12-29-2009, 05:08 PM
I picked the book up in Brussels on the way back home to Germany on the quick in a second hand shop across the station. I was surprised to see a book of this size by Dumas, thinking that the guy could only write enormous ones ;).

At any rate... It was a little difficult to get into, because there was a lot of explanation, but in the end, once it kicked off, it just went gently on.

Gently... It is one of the most gentle love-stories I have read. Certainly reading Dumas one expects more passionate stuff, great declarations, not tender, gentle, na´ve love. It is so adorable to have those two people who do not know love better than they do the black tulip, get to know it.

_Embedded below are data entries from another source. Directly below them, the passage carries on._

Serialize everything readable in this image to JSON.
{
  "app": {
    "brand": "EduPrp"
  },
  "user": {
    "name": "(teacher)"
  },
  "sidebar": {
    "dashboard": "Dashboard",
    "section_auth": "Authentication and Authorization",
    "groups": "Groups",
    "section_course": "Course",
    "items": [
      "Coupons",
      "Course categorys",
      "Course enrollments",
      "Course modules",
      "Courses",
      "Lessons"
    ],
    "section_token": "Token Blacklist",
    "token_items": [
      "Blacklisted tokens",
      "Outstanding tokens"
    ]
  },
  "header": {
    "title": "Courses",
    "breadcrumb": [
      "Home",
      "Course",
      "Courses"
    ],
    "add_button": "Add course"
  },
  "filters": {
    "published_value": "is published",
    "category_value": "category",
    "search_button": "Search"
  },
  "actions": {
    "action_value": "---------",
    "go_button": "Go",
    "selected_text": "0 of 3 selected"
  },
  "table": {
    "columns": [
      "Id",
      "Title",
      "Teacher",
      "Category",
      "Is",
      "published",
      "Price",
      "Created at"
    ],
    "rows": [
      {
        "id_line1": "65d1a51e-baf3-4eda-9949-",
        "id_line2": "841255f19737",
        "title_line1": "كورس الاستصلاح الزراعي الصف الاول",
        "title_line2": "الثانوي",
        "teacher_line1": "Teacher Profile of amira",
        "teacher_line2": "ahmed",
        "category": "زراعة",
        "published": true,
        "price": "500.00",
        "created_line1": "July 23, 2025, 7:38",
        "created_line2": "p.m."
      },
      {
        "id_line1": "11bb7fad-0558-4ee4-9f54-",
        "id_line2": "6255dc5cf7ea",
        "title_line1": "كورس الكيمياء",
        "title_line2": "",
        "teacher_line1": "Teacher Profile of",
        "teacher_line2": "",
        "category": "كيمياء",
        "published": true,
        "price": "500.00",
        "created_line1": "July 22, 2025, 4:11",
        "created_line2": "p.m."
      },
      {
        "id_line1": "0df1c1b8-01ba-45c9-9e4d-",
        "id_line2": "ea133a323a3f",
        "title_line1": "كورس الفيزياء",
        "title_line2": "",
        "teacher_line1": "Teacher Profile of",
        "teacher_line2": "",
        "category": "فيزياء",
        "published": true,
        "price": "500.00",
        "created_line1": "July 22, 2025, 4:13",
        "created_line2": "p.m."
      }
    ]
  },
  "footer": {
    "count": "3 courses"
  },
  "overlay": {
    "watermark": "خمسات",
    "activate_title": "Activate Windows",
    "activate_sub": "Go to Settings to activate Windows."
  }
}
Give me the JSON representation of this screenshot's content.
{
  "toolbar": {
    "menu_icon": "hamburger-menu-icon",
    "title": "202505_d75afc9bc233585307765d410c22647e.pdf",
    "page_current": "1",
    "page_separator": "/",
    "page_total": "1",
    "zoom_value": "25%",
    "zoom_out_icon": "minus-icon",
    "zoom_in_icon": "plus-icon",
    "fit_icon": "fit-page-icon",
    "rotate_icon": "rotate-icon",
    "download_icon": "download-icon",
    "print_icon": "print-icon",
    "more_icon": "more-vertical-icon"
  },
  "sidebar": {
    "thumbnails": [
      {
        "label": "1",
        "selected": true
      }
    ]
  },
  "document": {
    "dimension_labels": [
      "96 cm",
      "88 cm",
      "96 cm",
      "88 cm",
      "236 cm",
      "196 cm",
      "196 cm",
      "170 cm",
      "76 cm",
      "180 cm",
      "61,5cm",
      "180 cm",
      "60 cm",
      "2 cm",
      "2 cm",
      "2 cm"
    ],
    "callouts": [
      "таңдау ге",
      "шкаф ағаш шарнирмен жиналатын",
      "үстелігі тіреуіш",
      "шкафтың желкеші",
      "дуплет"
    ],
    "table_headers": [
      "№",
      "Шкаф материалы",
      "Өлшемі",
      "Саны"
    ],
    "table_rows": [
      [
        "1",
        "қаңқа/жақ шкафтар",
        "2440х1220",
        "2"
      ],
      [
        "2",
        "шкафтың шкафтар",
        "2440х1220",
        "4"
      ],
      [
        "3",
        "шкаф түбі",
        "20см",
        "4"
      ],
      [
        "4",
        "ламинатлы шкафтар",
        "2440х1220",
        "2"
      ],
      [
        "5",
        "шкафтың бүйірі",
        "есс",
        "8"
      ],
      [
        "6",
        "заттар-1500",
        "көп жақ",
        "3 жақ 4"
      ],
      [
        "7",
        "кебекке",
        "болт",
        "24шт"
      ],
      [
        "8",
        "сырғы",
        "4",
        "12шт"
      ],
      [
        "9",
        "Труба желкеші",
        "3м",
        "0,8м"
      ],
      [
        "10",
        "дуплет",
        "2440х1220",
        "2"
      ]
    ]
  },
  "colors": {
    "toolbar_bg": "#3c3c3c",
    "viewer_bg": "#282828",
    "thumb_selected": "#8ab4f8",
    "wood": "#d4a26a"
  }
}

And that is where I think the black tulip actually comes in. The black tulip was not yet invented when Dumas was alive, but only in the 1880s it came about in a slightly purple form. Later a real black one was developed. But, for Dumas in 1850 this was still the unattainable, impossible, divine almost, tulip. He brings the impossible black tulip into the story as a developing love child between Cornelius Van Baerle and Rosa Gryphus, he even compares it to that in the Conclusion. As the tulip develops, Rosa and Cornelius's love also develops, her father tries to kill it, but it develops nonetheless, not least because of Rosa's attention. And indeed, love is got with two and does not allow to be developed from one side. As Boxtel steels the fully developed tulip, does he think he will be allowed to marry Rosa or does she also have a say in it?

But love is something that develops under the right conditions, in the right grounds and with the right attention. When it develops, it is unstoppable, and it has no place in an environment of envy; it does not give up when it is killed when just emerging; it is worth fighting for and it is wrapped up in innocence.

Beautiful story with the most tender and innocent aproach to developing love. A cute read!